VIRGINIA BEACH — The City Council will have another academic report to consider as it rethinks its stance on offshore oil and gas drilling. This one casts doubt on the petroleum industry’s claims.
The report, released today, rebuffs and “dissects” the so-called 2013 Quest report on offshore drilling’s economic benefits.
It says that report, commissioned and often cited by the oil industry, overestimates the practice’s benefits and is “based on an incomplete and misleading economic picture, which resulted in overstating the likely regional economic effects of offshore oil and gas exploration and development.”
For example, the new report says, “the industry projections are based on near record-high oil prices of more than $120 per barrel, which is more than triple current prices,” and that the scope of drilling estimated in it far exceeds the possibilities. It also says the benefits of drilling would be dwarfed by the current economic output of existing ocean-dependent industries in Virginia Beach, which drilling opponents say would be endangered by the practice.
The Quest report said offshore drilling could contribute $23.5 billion annually to the nation’s economy, the impact of which would be felt greatly in the Carolinas and coastal Virginia, including the Beach.
The project director for the Quest report, Sean Shafer, said Tuesday he hasn’t had time to dig into the CBE report, but he said many of the criticisms he read in it were “valid if taken out of context.”

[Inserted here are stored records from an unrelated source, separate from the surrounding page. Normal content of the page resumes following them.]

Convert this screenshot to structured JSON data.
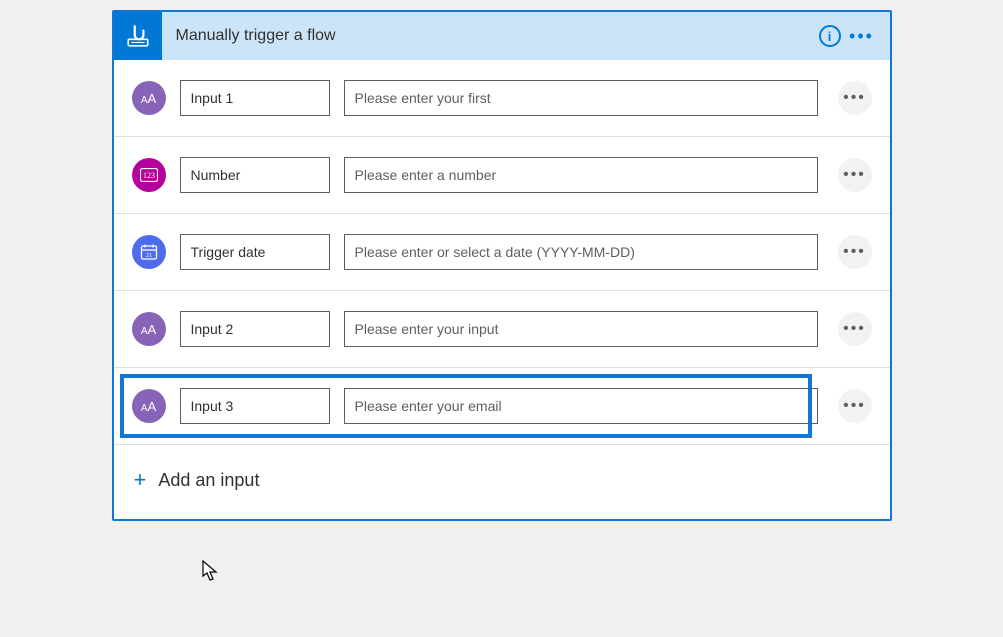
{
  "header": {
    "title": "Manually trigger a flow"
  },
  "inputs": [
    {
      "icon": "text",
      "name": "Input 1",
      "placeholder": "Please enter your first"
    },
    {
      "icon": "number",
      "name": "Number",
      "placeholder": "Please enter a number"
    },
    {
      "icon": "date",
      "name": "Trigger date",
      "placeholder": "Please enter or select a date (YYYY-MM-DD)"
    },
    {
      "icon": "text",
      "name": "Input 2",
      "placeholder": "Please enter your input"
    },
    {
      "icon": "text",
      "name": "Input 3",
      "placeholder": "Please enter your email",
      "highlighted": true
    }
  ],
  "addLabel": "Add an input"
}
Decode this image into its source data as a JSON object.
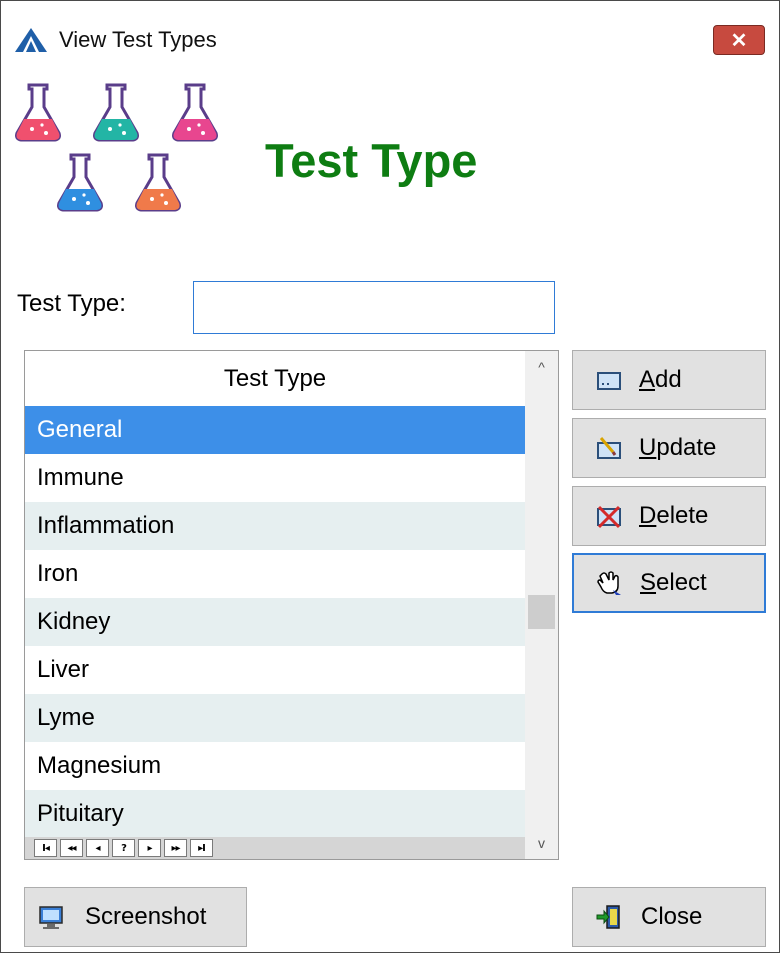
{
  "window": {
    "title": "View Test Types",
    "close_glyph": "✕"
  },
  "header": {
    "title": "Test Type",
    "logo_icon": "test-tube-flasks-icon"
  },
  "filter": {
    "label": "Test Type:",
    "value": "",
    "placeholder": ""
  },
  "grid": {
    "column_header": "Test Type",
    "rows": [
      "General",
      "Immune",
      "Inflammation",
      "Iron",
      "Kidney",
      "Liver",
      "Lyme",
      "Magnesium",
      "Pituitary"
    ],
    "selected_index": 0,
    "scroll_up": "^",
    "scroll_down": "v",
    "nav": [
      "I◂",
      "◂◂",
      "◂",
      "?",
      "▸",
      "▸▸",
      "▸I"
    ]
  },
  "buttons": {
    "add": {
      "mnemonic": "A",
      "rest": "dd",
      "icon": "add-record-icon"
    },
    "update": {
      "mnemonic": "U",
      "rest": "pdate",
      "icon": "edit-record-icon"
    },
    "delete": {
      "mnemonic": "D",
      "rest": "elete",
      "icon": "delete-record-icon"
    },
    "select": {
      "mnemonic": "S",
      "rest": "elect",
      "icon": "hand-pointer-icon"
    },
    "screenshot": {
      "label": "Screenshot",
      "icon": "monitor-icon"
    },
    "close": {
      "label": "Close",
      "icon": "exit-door-icon"
    }
  },
  "colors": {
    "title_green": "#0e7d12",
    "selection_blue": "#3d8fe8",
    "alt_row": "#e6eff0",
    "focus_border": "#2f7bd6"
  }
}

He said many of the numbers that the CBE report scrutinizes were calculated on clearly stated assumptions and theoretical scenarios, and that the CBE report unfairly picks at them through more specific lenses. For example, he said his report predates many of the current proposals for offshore energy exploration that are now being discussed by the Obama administration — proposals that the CBE report uses as a foundation to criticize the Quest report. Shafer added that his report did not rely on the political climate and possibilities when making assumptions, while the CBE report did.
The CBE study comes at a time when a national debate on offshore drilling is heating up, and soon after anti-drilling yard signs have popped up around Virginia Beach.
Along the Atlantic coast, more than 80 local anti-drilling resolutions have been adopted this year after the U.S. Department of Interior announced a proposal to open the Southeast coast to offshore oil and gas drilling, according to the Southern Environmental Law Center.
In Virginia Beach, the City Council stopped short of opposing the practice but voted 10-1 last week to withdraw its support of drilling. Council members said they want to hear from experts for and against the practice before taking a stand. Other members condemned drilling.
The council is expected to take a position in 2016, though Mayor Will Sessoms said he believes the city’s stance will have a minimal impact on drilling’s future.
The CBE’s report’s unedited key findings are below:
• The existing ocean economy in Virginia, North Carolina, South Carolina, and Georgia accounted for 249,000 jobs in 2012 and is thus larger than the Quest estimates for oil and gas employment in 2035, which as noted appear to be exaggerated.
• Employment in sectors that have been vulnerable to disruption from oil and gas development is significant in the region.
• The Quest report was prepared before the Department of the Interior released its leasing proposal in 2015, and is therefore based on scenarios that assume significantly more leasing in the near term than will actually be undertaken in the Department of Interior’s still preliminary plans.
– The report assumes that lease sales will be held annually beginning in 2018, but the Department of the Interior has proposed only one lease sale, to be held in 2021.
– The report assumes that production will begin in 2026, but production would likely not begin until at least 2029 under the actual proposal.
– The report assumes that Atlantic drilling can take place in all federal waters, but the Department of the Interior is proposing to limit oil and gas activity to areas off the coasts of Virginia, North Carolina, South Carolina, and Georgia, and has proposed a 50-mile buffer from the coastline within which drilling would be prohibited.
• Employment estimates in the Quest report are likely exaggerated. It is unclear, for example, how much of the projected employment will be filled by residents outside the South Atlantic region.
• The Quest report fails to disclose key assumptions about the location of support activities such as equipment manufacturing and does not distinguish between oil- and gas-related economic activities taking place in the South Atlantic and those based outside the region.
• The Quest report examines the impacts if Atlantic coast states were to receive revenue sharing from the federal government, as Gulf of Mexico states do, but it fails to acknowledge the long history of difficulty of establishing revenue sharing in Congress.